[[ Supplied data open ]]

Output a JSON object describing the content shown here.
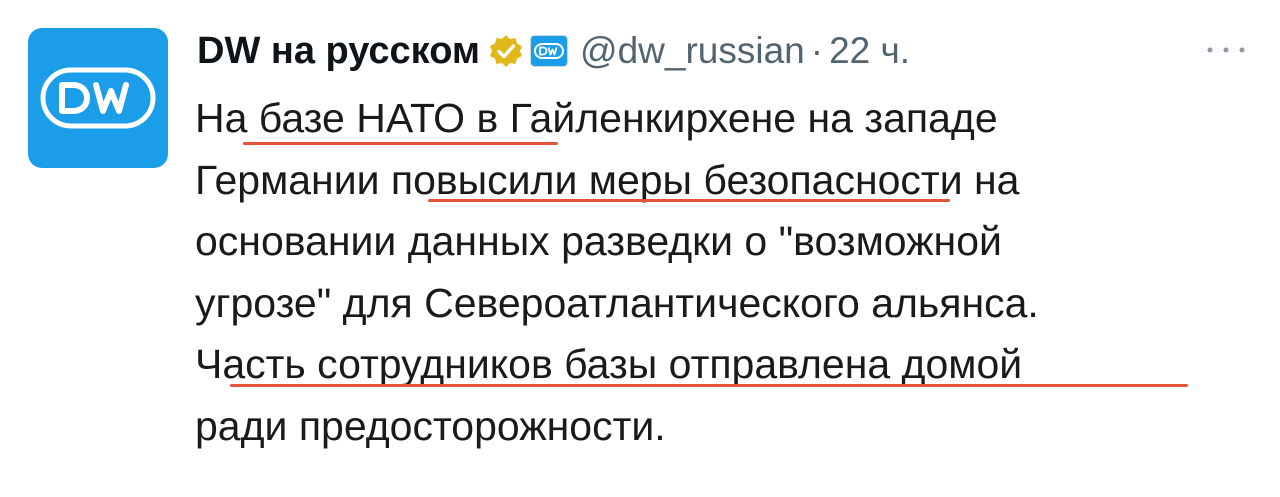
{
  "tweet": {
    "display_name": "DW на русском",
    "handle": "@dw_russian",
    "separator": "·",
    "time": "22 ч.",
    "body_lines": [
      "На базе НАТО в Гайленкирхене на западе",
      "Германии повысили меры безопасности на",
      "основании данных разведки о \"возможной",
      "угрозе\" для Североатлантического альянса.",
      "Часть сотрудников базы отправлена домой",
      "ради предосторожности."
    ]
  },
  "icons": {
    "avatar": "dw-logo-icon",
    "verified": "verified-badge-icon",
    "affiliation": "dw-affiliation-icon",
    "more": "more-options-icon"
  },
  "colors": {
    "avatar_bg": "#1c9dea",
    "verified_gold": "#e2b719",
    "secondary_text": "#536471",
    "underline": "#e5533a"
  }
}
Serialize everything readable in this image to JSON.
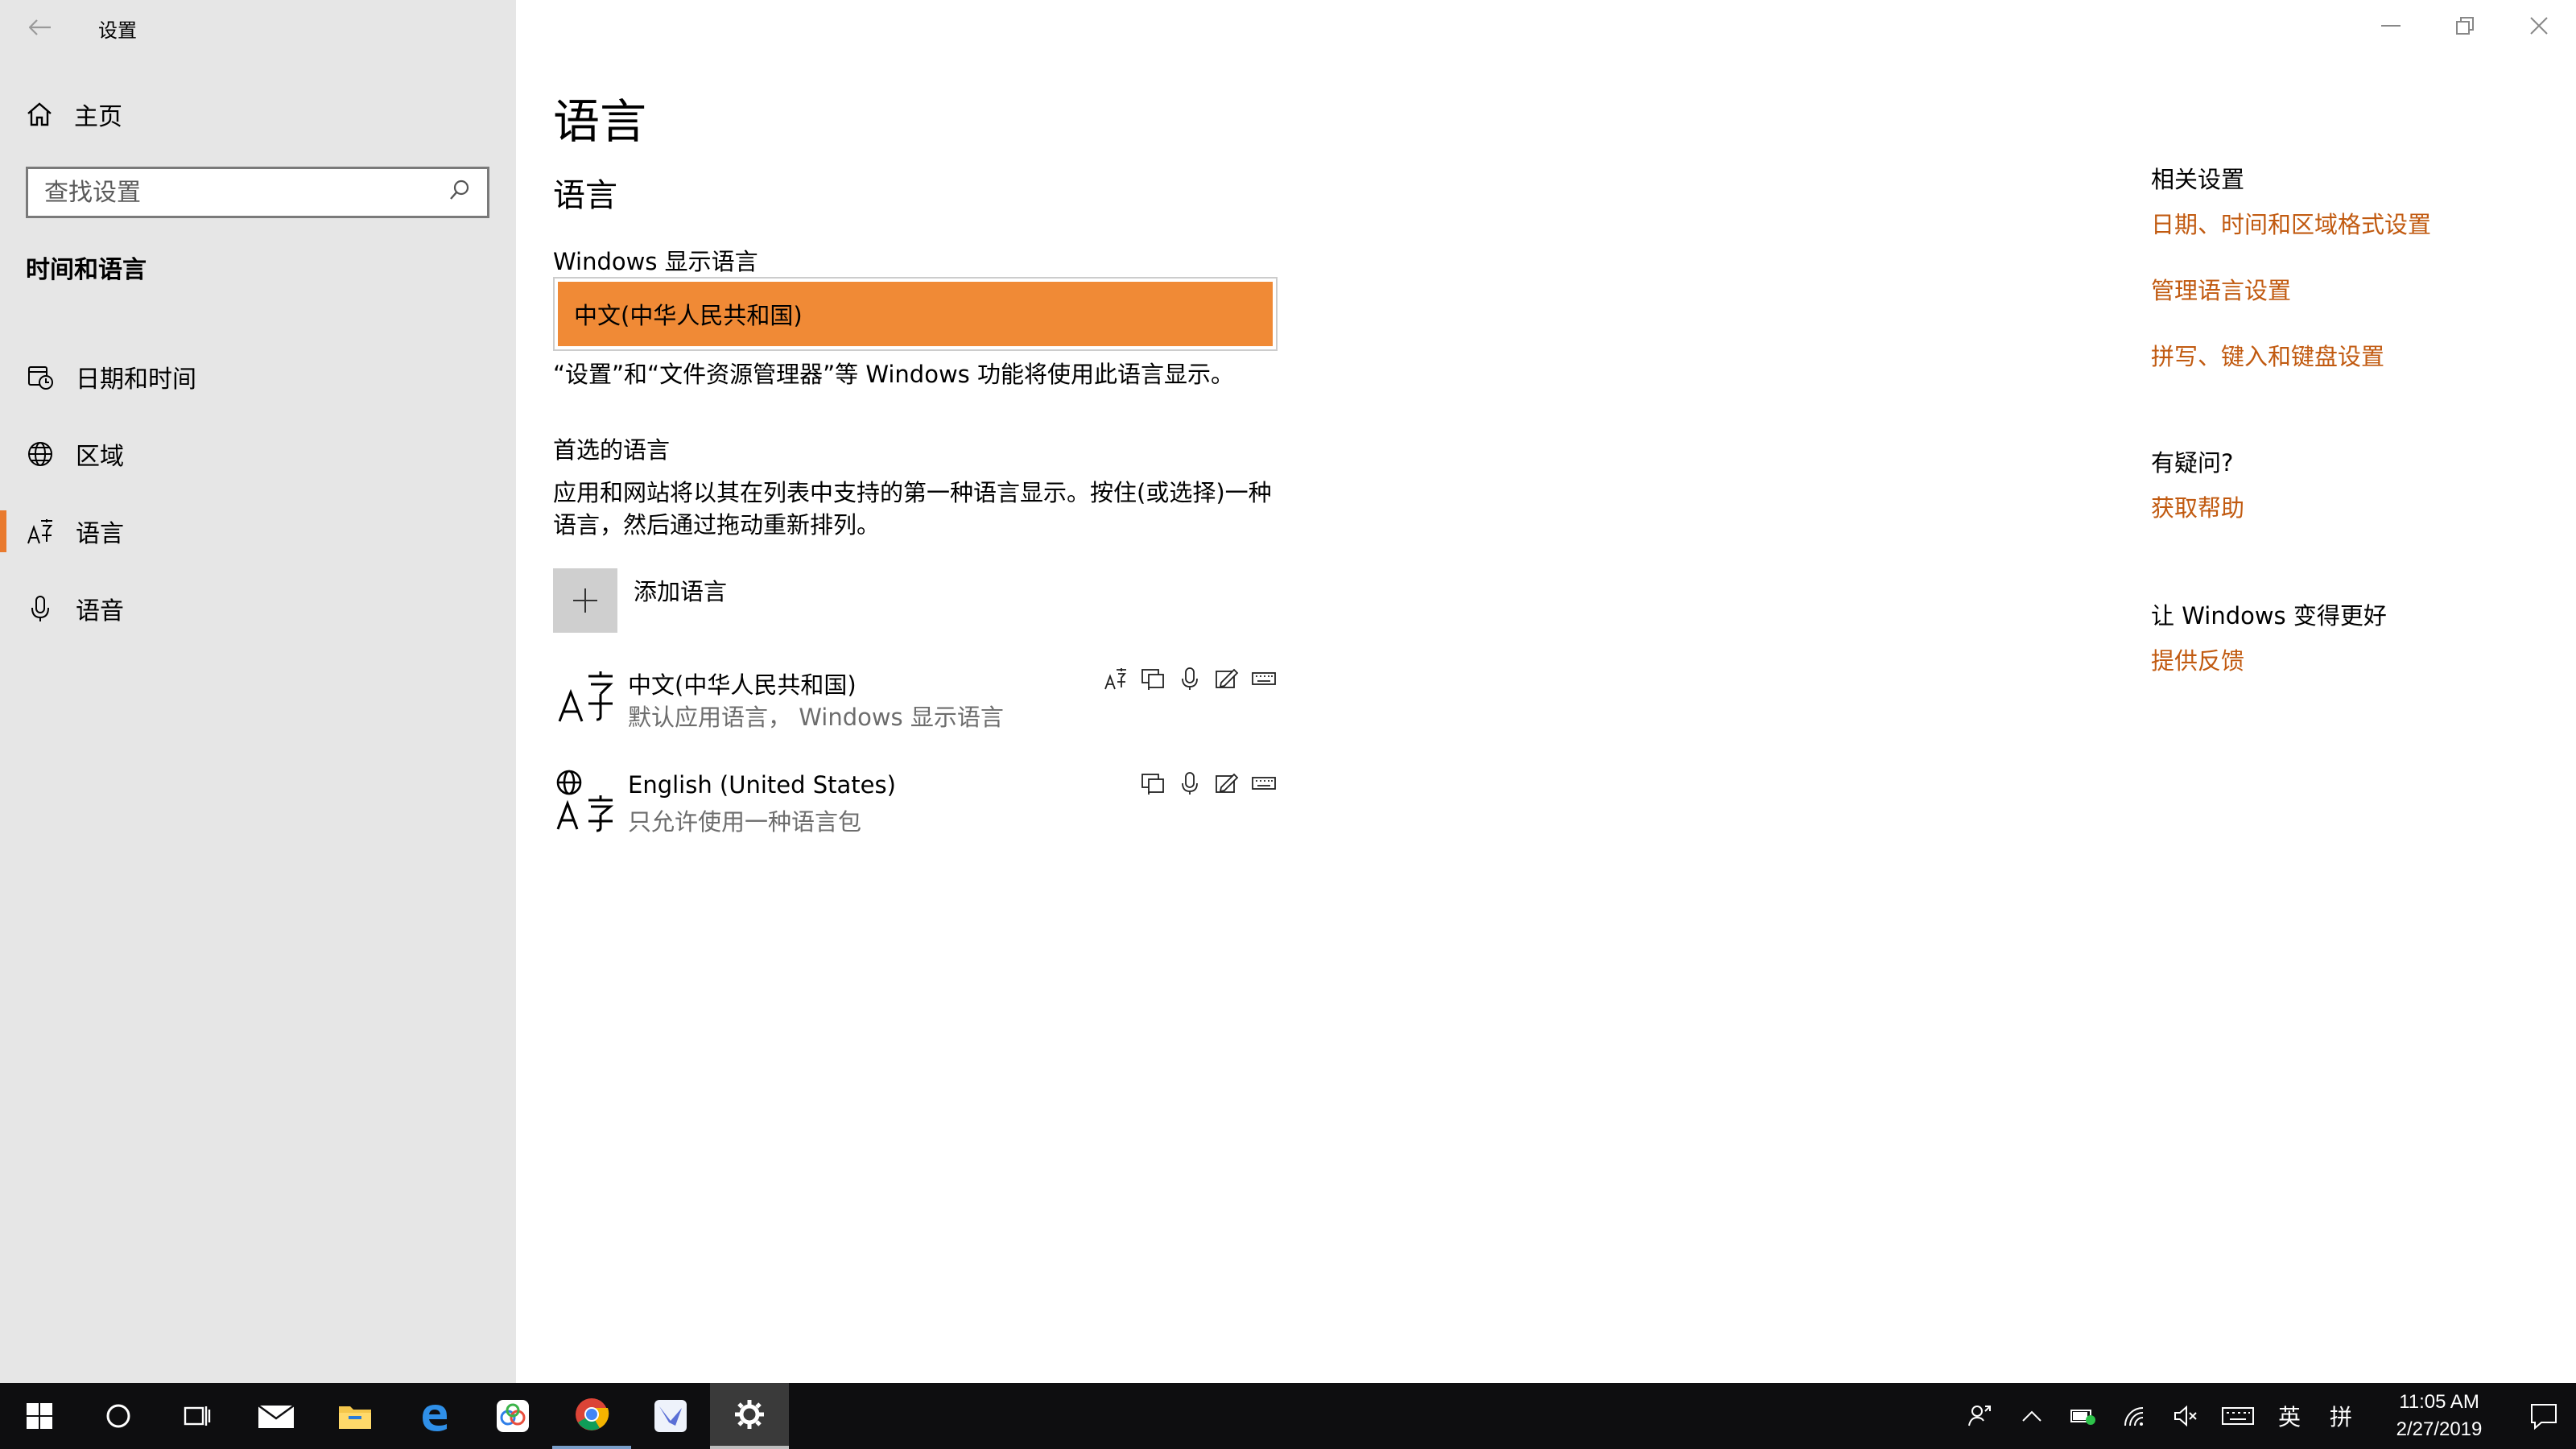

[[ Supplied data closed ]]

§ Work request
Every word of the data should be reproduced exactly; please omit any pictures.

§ Answer to this exercise
Output a JSON object describing the content shown here.
{
  "tweet": {
    "display_name": "DW на русском",
    "handle": "@dw_russian",
    "separator": "·",
    "time": "22 ч.",
    "body_lines": [
      "На базе НАТО в Гайленкирхене на западе",
      "Германии повысили меры безопасности на",
      "основании данных разведки о \"возможной",
      "угрозе\" для Североатлантического альянса.",
      "Часть сотрудников базы отправлена домой",
      "ради предосторожности."
    ]
  },
  "icons": {
    "avatar": "dw-logo-icon",
    "verified": "verified-badge-icon",
    "affiliation": "dw-affiliation-icon",
    "more": "more-options-icon"
  },
  "colors": {
    "avatar_bg": "#1c9dea",
    "verified_gold": "#e2b719",
    "secondary_text": "#536471",
    "underline": "#e5533a"
  }
}
Serialize everything readable in this image to JSON.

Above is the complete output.